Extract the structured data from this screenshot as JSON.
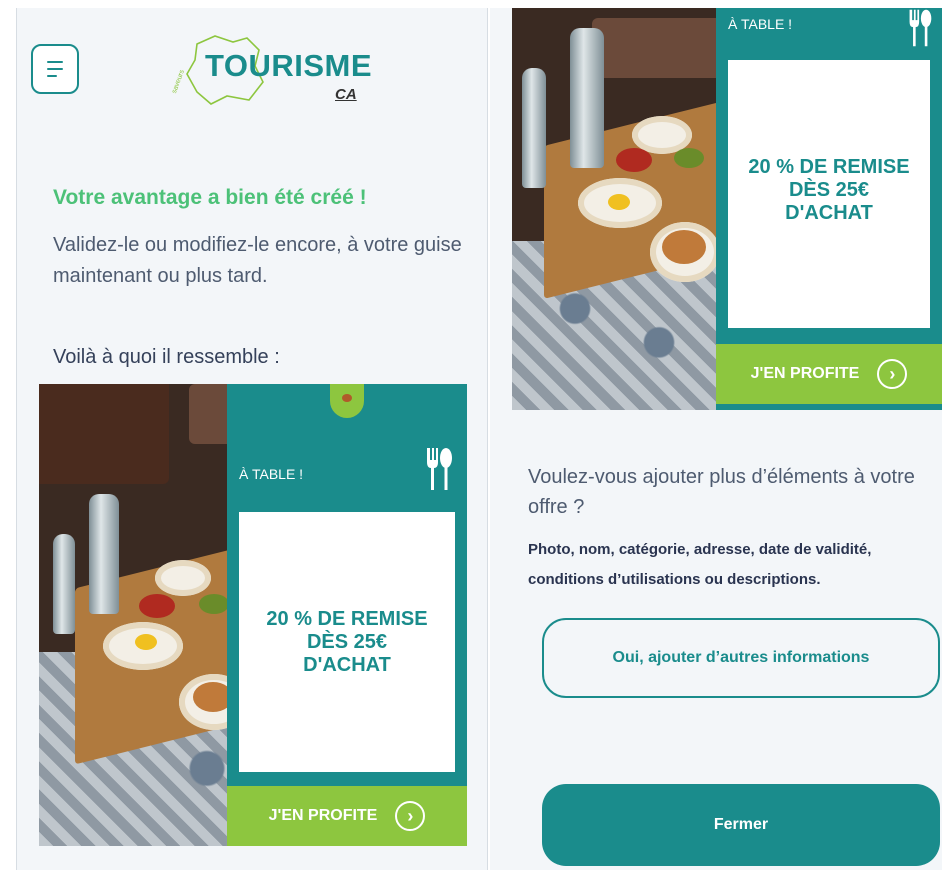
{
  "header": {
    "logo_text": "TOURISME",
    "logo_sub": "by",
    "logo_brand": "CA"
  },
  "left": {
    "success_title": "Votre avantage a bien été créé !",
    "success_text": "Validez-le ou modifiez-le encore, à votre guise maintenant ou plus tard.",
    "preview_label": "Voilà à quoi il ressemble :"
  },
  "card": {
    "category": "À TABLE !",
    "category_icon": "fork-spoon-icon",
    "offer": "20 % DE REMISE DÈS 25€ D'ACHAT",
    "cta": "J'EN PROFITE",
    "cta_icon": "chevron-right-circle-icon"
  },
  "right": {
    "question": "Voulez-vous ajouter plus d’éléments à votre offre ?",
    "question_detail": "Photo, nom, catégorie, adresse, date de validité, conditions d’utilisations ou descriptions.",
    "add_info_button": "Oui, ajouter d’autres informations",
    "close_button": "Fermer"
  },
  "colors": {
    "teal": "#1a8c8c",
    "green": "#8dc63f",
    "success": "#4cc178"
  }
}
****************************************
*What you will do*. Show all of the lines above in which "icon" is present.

*Expected answer*.
    "category_icon": "fork-spoon-icon",
    "cta_icon": "chevron-right-circle-icon"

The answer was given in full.